TASK INSTRUCTIONS » Reproduce every line below exactly as written; do not include the images.

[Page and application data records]
# # #

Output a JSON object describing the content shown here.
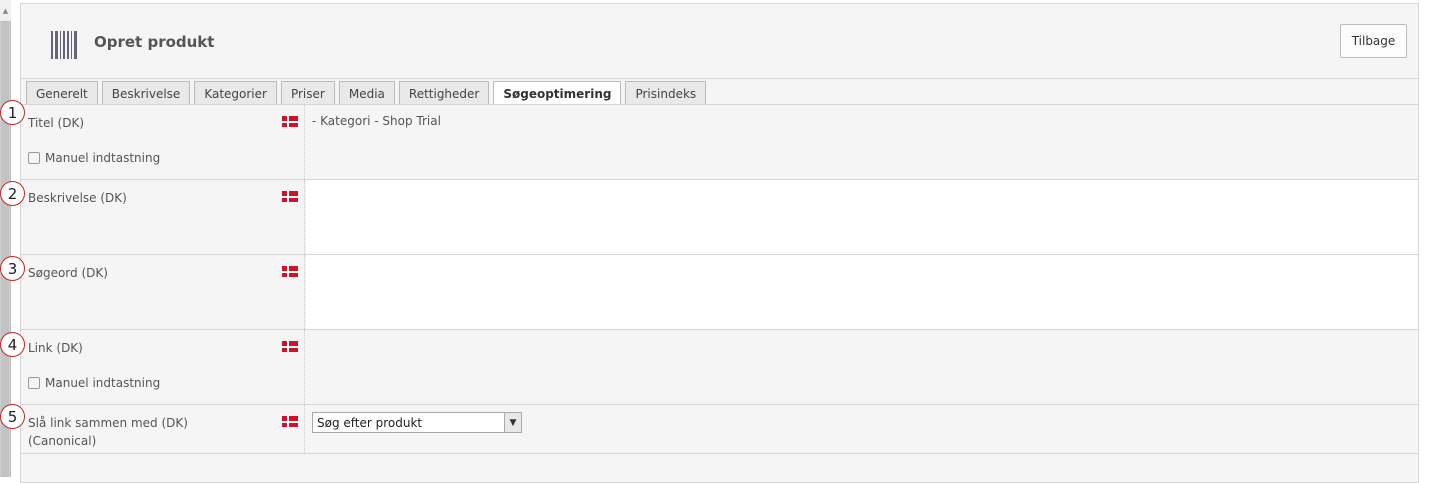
{
  "header": {
    "title": "Opret produkt",
    "back_label": "Tilbage"
  },
  "tabs": [
    {
      "label": "Generelt",
      "active": false
    },
    {
      "label": "Beskrivelse",
      "active": false
    },
    {
      "label": "Kategorier",
      "active": false
    },
    {
      "label": "Priser",
      "active": false
    },
    {
      "label": "Media",
      "active": false
    },
    {
      "label": "Rettigheder",
      "active": false
    },
    {
      "label": "Søgeoptimering",
      "active": true
    },
    {
      "label": "Prisindeks",
      "active": false
    }
  ],
  "fields": {
    "title": {
      "label": "Titel (DK)",
      "value": "- Kategori - Shop Trial",
      "checkbox_label": "Manuel indtastning"
    },
    "description": {
      "label": "Beskrivelse (DK)",
      "value": ""
    },
    "keywords": {
      "label": "Søgeord (DK)",
      "value": ""
    },
    "link": {
      "label": "Link (DK)",
      "value": "",
      "checkbox_label": "Manuel indtastning"
    },
    "canonical": {
      "label_line1": "Slå link sammen med (DK)",
      "label_line2": "(Canonical)",
      "select_value": "Søg efter produkt"
    }
  },
  "markers": [
    "1",
    "2",
    "3",
    "4",
    "5"
  ],
  "flag": "danish-flag-icon",
  "colors": {
    "flag_red": "#d2102a",
    "marker_border": "#cc2222"
  }
}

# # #

WRITTEN SOLUTION »
Output a JSON object describing the content shown here.
{
  "header": {
    "title": "Opret produkt",
    "back_label": "Tilbage"
  },
  "tabs": [
    {
      "label": "Generelt",
      "active": false
    },
    {
      "label": "Beskrivelse",
      "active": false
    },
    {
      "label": "Kategorier",
      "active": false
    },
    {
      "label": "Priser",
      "active": false
    },
    {
      "label": "Media",
      "active": false
    },
    {
      "label": "Rettigheder",
      "active": false
    },
    {
      "label": "Søgeoptimering",
      "active": true
    },
    {
      "label": "Prisindeks",
      "active": false
    }
  ],
  "fields": {
    "title": {
      "label": "Titel (DK)",
      "value": "- Kategori - Shop Trial",
      "checkbox_label": "Manuel indtastning"
    },
    "description": {
      "label": "Beskrivelse (DK)",
      "value": ""
    },
    "keywords": {
      "label": "Søgeord (DK)",
      "value": ""
    },
    "link": {
      "label": "Link (DK)",
      "value": "",
      "checkbox_label": "Manuel indtastning"
    },
    "canonical": {
      "label_line1": "Slå link sammen med (DK)",
      "label_line2": "(Canonical)",
      "select_value": "Søg efter produkt"
    }
  },
  "markers": [
    "1",
    "2",
    "3",
    "4",
    "5"
  ],
  "flag": "danish-flag-icon",
  "colors": {
    "flag_red": "#d2102a",
    "marker_border": "#cc2222"
  }
}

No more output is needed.